After several weeks of design, 16 proposed models were taken to Park City, where a council picked three to be built. Students discovered that working with clients and negotiating political issues were also learning experiences. "Here we were offering our time and our resources," student Dave Rasmussen explains, "and the city responded very cautiously. They questioned the plausibility of the project and considered the likelihood of more citizens complaining about the noise." As it turned out, because there are no codes or criteria for outdoor bandstands, the political environment of this project was unique for all involved. Even instructors were in for surprises as they attempted to navigate city expectations without a building code. "Who would have thought," Miller laughs, "that these bandstands would have so many political ramifications?"

Nevertheless, the project moved forward. The class was split into teams to review the chosen structures, make some compromises in design, and then begin building. Louis invited carpenters and contractors with truckloads of specialized tools to the site on the patio behind the architecture building, so the students had the expertise to support their ideas. They were given hands-on experience and were better able to understand the possibilities as well as the limitations their designs had posed.

But even with experts on hand, mistakes were made. Each day presented fresh challenges—everything from undesirable echoes to late shipments of material. "It took a lot of work just to make those bandstands stand," Rasmussen confides. To Louis's delight, the students were learning that decisions are being made every five minutes on a building site.

As Louis notes, "If the architect is not involved, then who makes those decisions?"

As construction progressed, the students were in for yet another surprise: a shortage of time. Long after grades had been posted in May, the three structures on the architecture patio remained unfinished. It was up to the students to come back and complete what they had started. Rasmussen explains, "We went in thinking that this would be like any other studio, where you can make excuses for an unfinished project at the end of the semester. But this time, we had a product that had to be finished." So the students came back. "We worked into June and early July to complete the bandstands," Naylor says. "It would have been easy for students to get angry about this, but most of us came back willingly for Hank."

Before the stages were transported to Park City, city council member Peg Bodell took a peek. "I think the city's going to be elated," she commented, describing the stages as authentic, safe, and artistic. "We couldn't have paid someone our usual budget and come up with something as wonderful as this," she added. "[The students] really do deserve a lot of credit."

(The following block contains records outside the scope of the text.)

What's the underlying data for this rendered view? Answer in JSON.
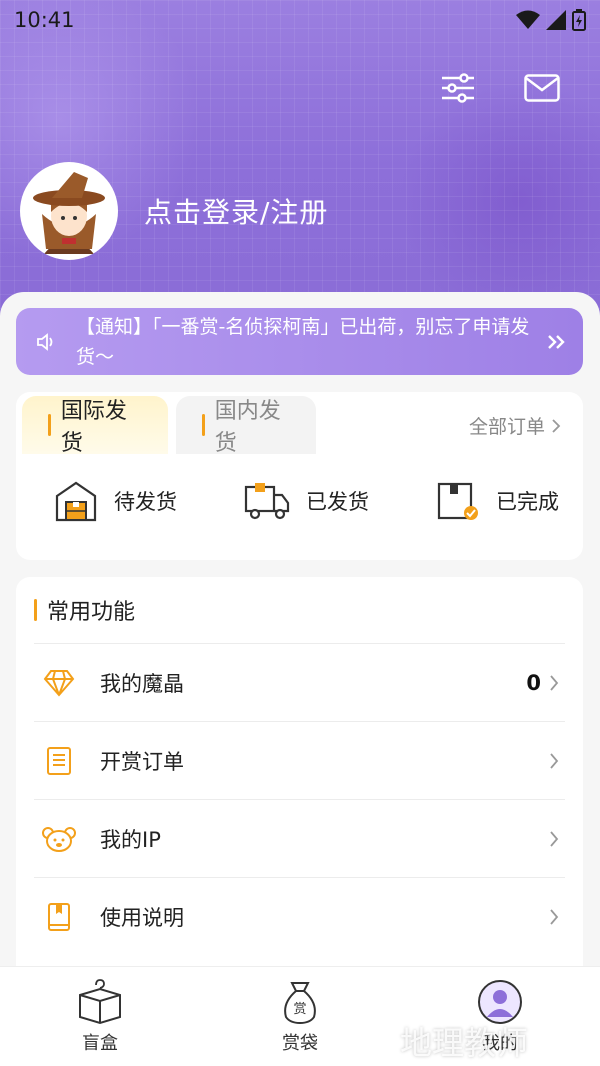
{
  "status_bar": {
    "time": "10:41"
  },
  "profile": {
    "login_text": "点击登录/注册"
  },
  "notice": {
    "text": "【通知】「一番赏-名侦探柯南」已出荷，别忘了申请发货～"
  },
  "shipping": {
    "tabs": [
      {
        "label": "国际发货",
        "active": true
      },
      {
        "label": "国内发货",
        "active": false
      }
    ],
    "all_orders": "全部订单",
    "items": [
      {
        "label": "待发货",
        "icon": "warehouse-icon"
      },
      {
        "label": "已发货",
        "icon": "truck-icon"
      },
      {
        "label": "已完成",
        "icon": "completed-box-icon"
      }
    ]
  },
  "functions": {
    "title": "常用功能",
    "rows": [
      {
        "label": "我的魔晶",
        "count": "0",
        "icon": "diamond-icon"
      },
      {
        "label": "开赏订单",
        "icon": "order-list-icon"
      },
      {
        "label": "我的IP",
        "icon": "bear-icon"
      },
      {
        "label": "使用说明",
        "icon": "book-icon"
      }
    ]
  },
  "tabbar": {
    "tabs": [
      {
        "label": "盲盒",
        "icon": "mystery-box-icon"
      },
      {
        "label": "赏袋",
        "icon": "prize-bag-icon"
      },
      {
        "label": "我的",
        "icon": "profile-icon"
      }
    ]
  },
  "watermark": "地理教师",
  "colors": {
    "accent": "#8d6fd9",
    "highlight": "#f3a01a"
  }
}
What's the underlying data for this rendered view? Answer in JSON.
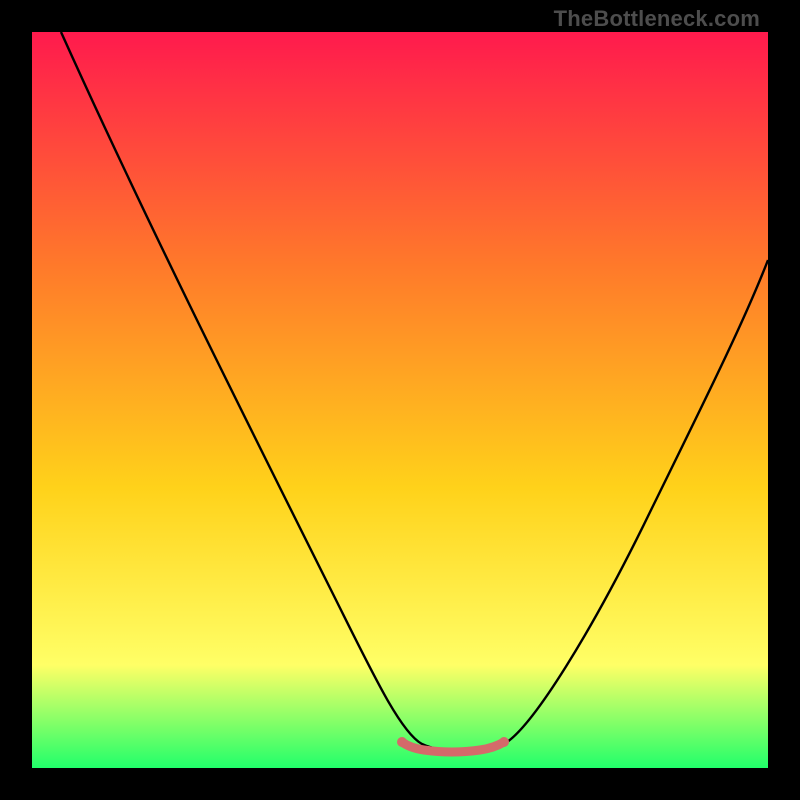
{
  "watermark": "TheBottleneck.com",
  "colors": {
    "frame": "#000000",
    "gradient_top": "#ff1a4d",
    "gradient_mid1": "#ff7a2a",
    "gradient_mid2": "#ffd21a",
    "gradient_mid3": "#ffff66",
    "gradient_bottom": "#21ff6a",
    "curve": "#000000",
    "trough_highlight": "#d46a6a"
  },
  "chart_data": {
    "type": "line",
    "title": "",
    "xlabel": "",
    "ylabel": "",
    "xlim": [
      0,
      100
    ],
    "ylim": [
      0,
      100
    ],
    "series": [
      {
        "name": "black-curve",
        "x": [
          4,
          8,
          12,
          16,
          20,
          24,
          28,
          32,
          36,
          40,
          44,
          48,
          50,
          52,
          54,
          56,
          58,
          60,
          62,
          64,
          68,
          72,
          76,
          80,
          84,
          88,
          92,
          96,
          100
        ],
        "y": [
          100,
          91,
          82,
          74,
          66,
          58,
          50,
          42,
          34,
          27,
          20,
          13,
          10,
          7,
          5,
          4,
          3,
          3,
          3,
          4,
          7,
          12,
          18,
          25,
          33,
          42,
          51,
          60,
          69
        ]
      },
      {
        "name": "trough-highlight",
        "x": [
          50,
          52,
          54,
          56,
          58,
          60,
          62,
          64
        ],
        "y": [
          4.0,
          3.3,
          3.0,
          2.8,
          2.8,
          3.0,
          3.3,
          4.0
        ]
      }
    ],
    "annotations": [
      {
        "text": "TheBottleneck.com",
        "position": "top-right"
      }
    ]
  }
}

In July the stages were christened with music in their permanent surroundings—on the Plaza at Summit Watch, on Town Lift Plaza, and at Park City Mountain Resort. And although instructor and students alike continue to work on the acoustics, Barton reports an overwhelmingly positive response from locals.

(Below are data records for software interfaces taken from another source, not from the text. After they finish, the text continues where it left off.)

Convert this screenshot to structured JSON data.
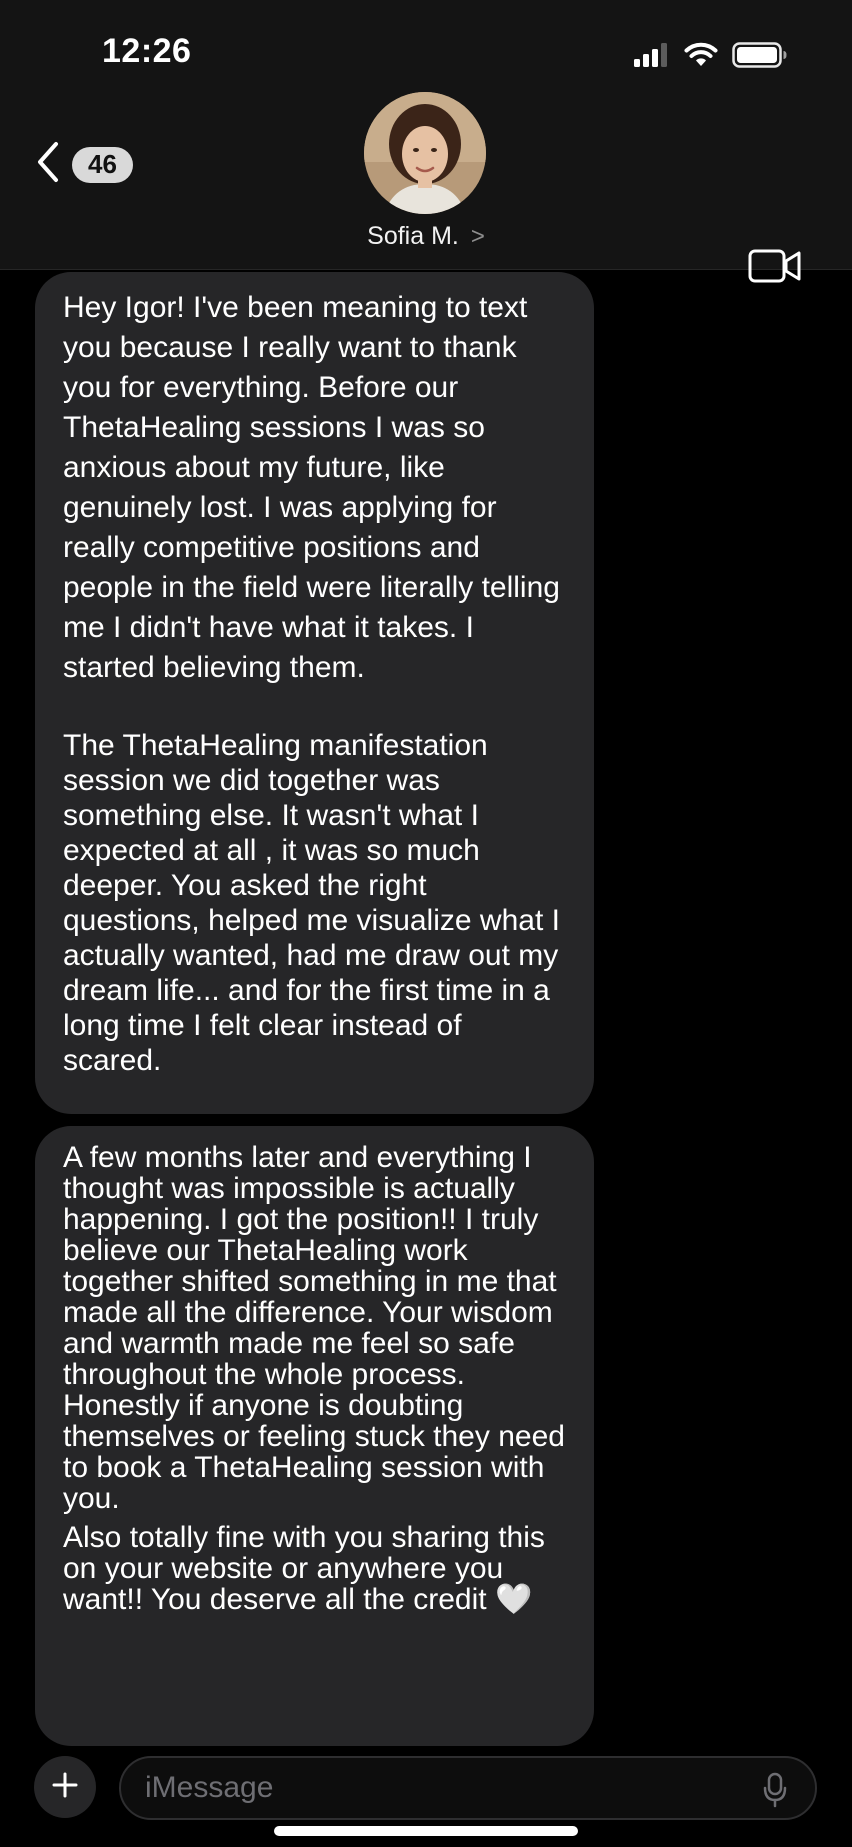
{
  "status_bar": {
    "time": "12:26"
  },
  "nav": {
    "unread_count": "46",
    "contact_name": "Sofia M.",
    "contact_chevron": ">"
  },
  "messages": [
    {
      "paragraphs": [
        "Hey Igor! I've been meaning to text you because I really want to thank you for everything. Before our ThetaHealing sessions I was so anxious about my future, like genuinely lost. I was applying for really competitive positions and people in the field were literally telling me I didn't have what it takes. I started believing them.",
        "The ThetaHealing manifestation session we did together was something else. It wasn't what I expected at all , it was so much deeper. You asked the right questions, helped me visualize what I actually wanted, had me draw out my dream life... and for the first time in a long time I felt clear instead of scared."
      ]
    },
    {
      "paragraphs": [
        "A few months later and everything I thought was impossible is actually happening. I got the position!! I truly believe our ThetaHealing work together shifted something in me that made all the difference. Your wisdom and warmth made me feel so safe throughout the whole process. Honestly if anyone is doubting themselves or feeling stuck they need to book a ThetaHealing session with you.",
        "Also totally fine with you sharing this on your website or anywhere you want!! You deserve all the credit"
      ],
      "emoji": "🤍"
    }
  ],
  "composer": {
    "placeholder": "iMessage"
  },
  "icons": {
    "back": "chevron-left-icon",
    "video": "video-camera-icon",
    "plus": "plus-icon",
    "mic": "microphone-icon",
    "signal": "cellular-signal-icon",
    "wifi": "wifi-icon",
    "battery": "battery-icon"
  },
  "colors": {
    "background": "#000000",
    "header": "#141414",
    "bubble": "#262628",
    "placeholder": "#6e6e73"
  }
}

With the Park City project now behind him, Louis is looking enthusiastically toward the future. This spring will find his design/build studio working with the Bennion Center on a building scheduled for construction on the Jordan River Parkway. Of course, this year the design stage of the course will start much earlier, allowing ample time to complete construction. Afterwards, it's on to Bluff, where Louis and his eager design/build students will construct housing for Native Americans living in poverty.

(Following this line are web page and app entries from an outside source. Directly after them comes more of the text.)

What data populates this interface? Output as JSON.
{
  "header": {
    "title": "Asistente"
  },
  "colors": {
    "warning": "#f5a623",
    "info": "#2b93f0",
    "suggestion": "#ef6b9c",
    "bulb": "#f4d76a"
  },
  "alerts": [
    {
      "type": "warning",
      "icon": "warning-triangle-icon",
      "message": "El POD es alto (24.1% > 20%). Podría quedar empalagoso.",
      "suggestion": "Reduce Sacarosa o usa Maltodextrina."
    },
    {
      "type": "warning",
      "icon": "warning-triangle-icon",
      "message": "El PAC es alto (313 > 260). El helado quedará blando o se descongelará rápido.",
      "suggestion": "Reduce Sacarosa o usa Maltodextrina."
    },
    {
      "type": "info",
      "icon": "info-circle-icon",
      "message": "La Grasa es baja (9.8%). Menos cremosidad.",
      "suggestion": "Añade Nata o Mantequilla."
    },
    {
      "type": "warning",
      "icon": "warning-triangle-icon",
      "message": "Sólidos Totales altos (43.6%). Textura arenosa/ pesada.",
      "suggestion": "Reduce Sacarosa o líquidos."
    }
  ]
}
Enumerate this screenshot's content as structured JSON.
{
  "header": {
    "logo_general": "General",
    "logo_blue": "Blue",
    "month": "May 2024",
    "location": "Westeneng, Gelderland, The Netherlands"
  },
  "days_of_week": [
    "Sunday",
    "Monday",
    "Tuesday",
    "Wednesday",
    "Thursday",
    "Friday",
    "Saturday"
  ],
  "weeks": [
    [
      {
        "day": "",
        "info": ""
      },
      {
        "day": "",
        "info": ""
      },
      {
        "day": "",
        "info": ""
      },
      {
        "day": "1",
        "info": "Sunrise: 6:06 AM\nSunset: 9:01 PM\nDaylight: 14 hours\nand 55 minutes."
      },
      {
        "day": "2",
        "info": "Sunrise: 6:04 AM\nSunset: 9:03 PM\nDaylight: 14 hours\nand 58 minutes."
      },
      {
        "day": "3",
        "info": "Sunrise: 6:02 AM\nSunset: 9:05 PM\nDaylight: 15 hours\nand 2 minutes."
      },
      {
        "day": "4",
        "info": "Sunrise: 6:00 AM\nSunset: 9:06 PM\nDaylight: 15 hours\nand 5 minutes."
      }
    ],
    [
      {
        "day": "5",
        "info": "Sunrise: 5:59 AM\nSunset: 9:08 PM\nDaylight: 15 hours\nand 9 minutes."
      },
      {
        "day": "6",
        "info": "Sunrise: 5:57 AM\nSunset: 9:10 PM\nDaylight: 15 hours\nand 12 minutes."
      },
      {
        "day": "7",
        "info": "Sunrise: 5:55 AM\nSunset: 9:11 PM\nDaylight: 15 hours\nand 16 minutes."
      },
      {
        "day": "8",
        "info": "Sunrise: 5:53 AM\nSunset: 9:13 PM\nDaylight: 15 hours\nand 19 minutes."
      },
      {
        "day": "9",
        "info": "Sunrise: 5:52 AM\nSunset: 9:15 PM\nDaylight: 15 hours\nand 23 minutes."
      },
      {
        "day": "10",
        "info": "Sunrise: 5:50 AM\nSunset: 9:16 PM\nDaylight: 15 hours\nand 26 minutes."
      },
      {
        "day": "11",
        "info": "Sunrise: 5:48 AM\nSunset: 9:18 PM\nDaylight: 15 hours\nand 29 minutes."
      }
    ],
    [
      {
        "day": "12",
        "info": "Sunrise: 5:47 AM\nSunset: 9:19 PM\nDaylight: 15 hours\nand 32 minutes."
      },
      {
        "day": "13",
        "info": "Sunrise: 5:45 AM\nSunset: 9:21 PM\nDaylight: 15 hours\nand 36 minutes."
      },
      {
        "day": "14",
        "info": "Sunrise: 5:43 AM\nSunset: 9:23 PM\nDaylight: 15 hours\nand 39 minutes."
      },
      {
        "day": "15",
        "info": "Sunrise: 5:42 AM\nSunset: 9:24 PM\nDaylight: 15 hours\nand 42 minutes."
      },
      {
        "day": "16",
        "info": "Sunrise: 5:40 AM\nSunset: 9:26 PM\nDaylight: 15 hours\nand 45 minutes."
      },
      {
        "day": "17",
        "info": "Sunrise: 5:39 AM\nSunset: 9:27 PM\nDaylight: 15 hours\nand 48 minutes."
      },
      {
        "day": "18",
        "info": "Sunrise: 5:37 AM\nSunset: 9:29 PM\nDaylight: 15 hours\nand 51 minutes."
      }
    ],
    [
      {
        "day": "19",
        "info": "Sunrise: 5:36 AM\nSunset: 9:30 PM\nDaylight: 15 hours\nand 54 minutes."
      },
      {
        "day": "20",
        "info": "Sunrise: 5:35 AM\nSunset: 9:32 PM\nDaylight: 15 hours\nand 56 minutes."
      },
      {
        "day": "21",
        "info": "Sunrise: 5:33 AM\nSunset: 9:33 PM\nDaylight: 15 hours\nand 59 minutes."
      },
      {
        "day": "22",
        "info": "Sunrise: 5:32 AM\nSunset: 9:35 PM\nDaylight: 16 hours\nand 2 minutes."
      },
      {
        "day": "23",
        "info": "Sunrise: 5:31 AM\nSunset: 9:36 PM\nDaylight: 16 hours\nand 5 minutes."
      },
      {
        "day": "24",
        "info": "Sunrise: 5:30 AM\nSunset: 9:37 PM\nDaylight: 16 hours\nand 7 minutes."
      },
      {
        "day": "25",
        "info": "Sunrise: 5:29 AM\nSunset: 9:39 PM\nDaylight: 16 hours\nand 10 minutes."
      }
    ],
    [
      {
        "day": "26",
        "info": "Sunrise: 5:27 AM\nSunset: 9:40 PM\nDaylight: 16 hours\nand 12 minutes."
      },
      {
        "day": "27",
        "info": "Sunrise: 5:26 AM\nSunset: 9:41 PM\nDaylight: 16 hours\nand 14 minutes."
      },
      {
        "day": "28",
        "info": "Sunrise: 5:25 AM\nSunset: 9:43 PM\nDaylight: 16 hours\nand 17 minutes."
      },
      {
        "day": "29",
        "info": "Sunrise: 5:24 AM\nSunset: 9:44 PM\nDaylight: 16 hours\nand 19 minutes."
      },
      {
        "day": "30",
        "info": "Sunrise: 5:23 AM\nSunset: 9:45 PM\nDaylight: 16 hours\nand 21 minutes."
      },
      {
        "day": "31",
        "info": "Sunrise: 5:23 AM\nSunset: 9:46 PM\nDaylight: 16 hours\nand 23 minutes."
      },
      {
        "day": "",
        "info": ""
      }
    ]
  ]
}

The Bluff project planned for spring 2002 has already had a positive effect on the community. By purchasing in advance a historic building to house students, Louis and his design/build studio made it possible for one Bluff resident to save his farm from development. It's only the first of the "affirmative acts" by soon-to-be architects in service to the community.

For more about Park City's outdoor musical program, contact Mountain Town Stages at (435) 901-SONG.

-—Former Continuum intern Kathryn Austin Maksimov BA'00 is a full-time technical writer and a freelance feature writer.

Continuum Home Page - University of Utah Home Page - Alumni Association Home Page
Questions, Comments - Table of Contents

Copyright 2001 by The University of Utah Alumni Association